## What this task involves
What is needed is an exact copy of the entries below, with the pictures left out.

══ Records supplied

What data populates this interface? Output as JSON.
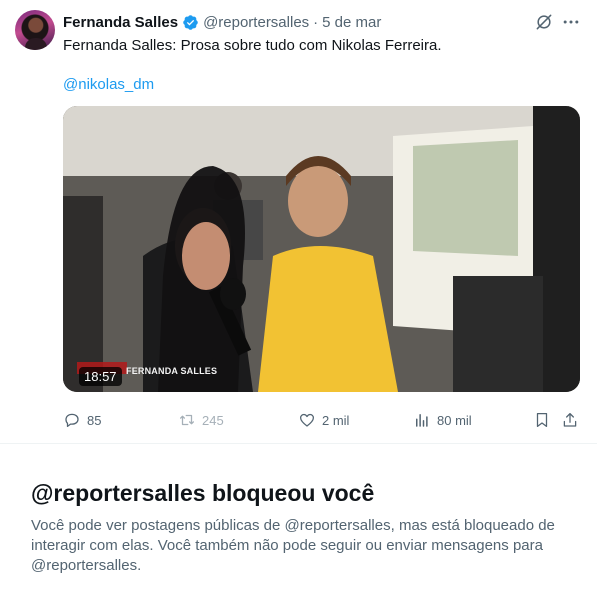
{
  "tweet": {
    "author_name": "Fernanda Salles",
    "handle": "@reportersalles",
    "separator": "·",
    "date": "5 de mar",
    "text": "Fernanda Salles: Prosa sobre tudo com Nikolas Ferreira.",
    "mention": "@nikolas_dm",
    "video": {
      "duration": "18:57",
      "watermark": "FERNANDA SALLES"
    },
    "stats": {
      "replies": "85",
      "retweets": "245",
      "likes": "2 mil",
      "views": "80 mil"
    }
  },
  "blocked": {
    "title": "@reportersalles bloqueou você",
    "body": "Você pode ver postagens públicas de @reportersalles, mas está bloqueado de interagir com elas. Você também não pode seguir ou enviar mensagens para @reportersalles."
  },
  "colors": {
    "accent": "#1d9bf0",
    "secondary_text": "#536471",
    "primary_text": "#0f1419"
  }
}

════

## Written answer
What data populates this interface? Output as JSON.
{
  "tweet": {
    "author_name": "Fernanda Salles",
    "handle": "@reportersalles",
    "separator": "·",
    "date": "5 de mar",
    "text": "Fernanda Salles: Prosa sobre tudo com Nikolas Ferreira.",
    "mention": "@nikolas_dm",
    "video": {
      "duration": "18:57",
      "watermark": "FERNANDA SALLES"
    },
    "stats": {
      "replies": "85",
      "retweets": "245",
      "likes": "2 mil",
      "views": "80 mil"
    }
  },
  "blocked": {
    "title": "@reportersalles bloqueou você",
    "body": "Você pode ver postagens públicas de @reportersalles, mas está bloqueado de interagir com elas. Você também não pode seguir ou enviar mensagens para @reportersalles."
  },
  "colors": {
    "accent": "#1d9bf0",
    "secondary_text": "#536471",
    "primary_text": "#0f1419"
  }
}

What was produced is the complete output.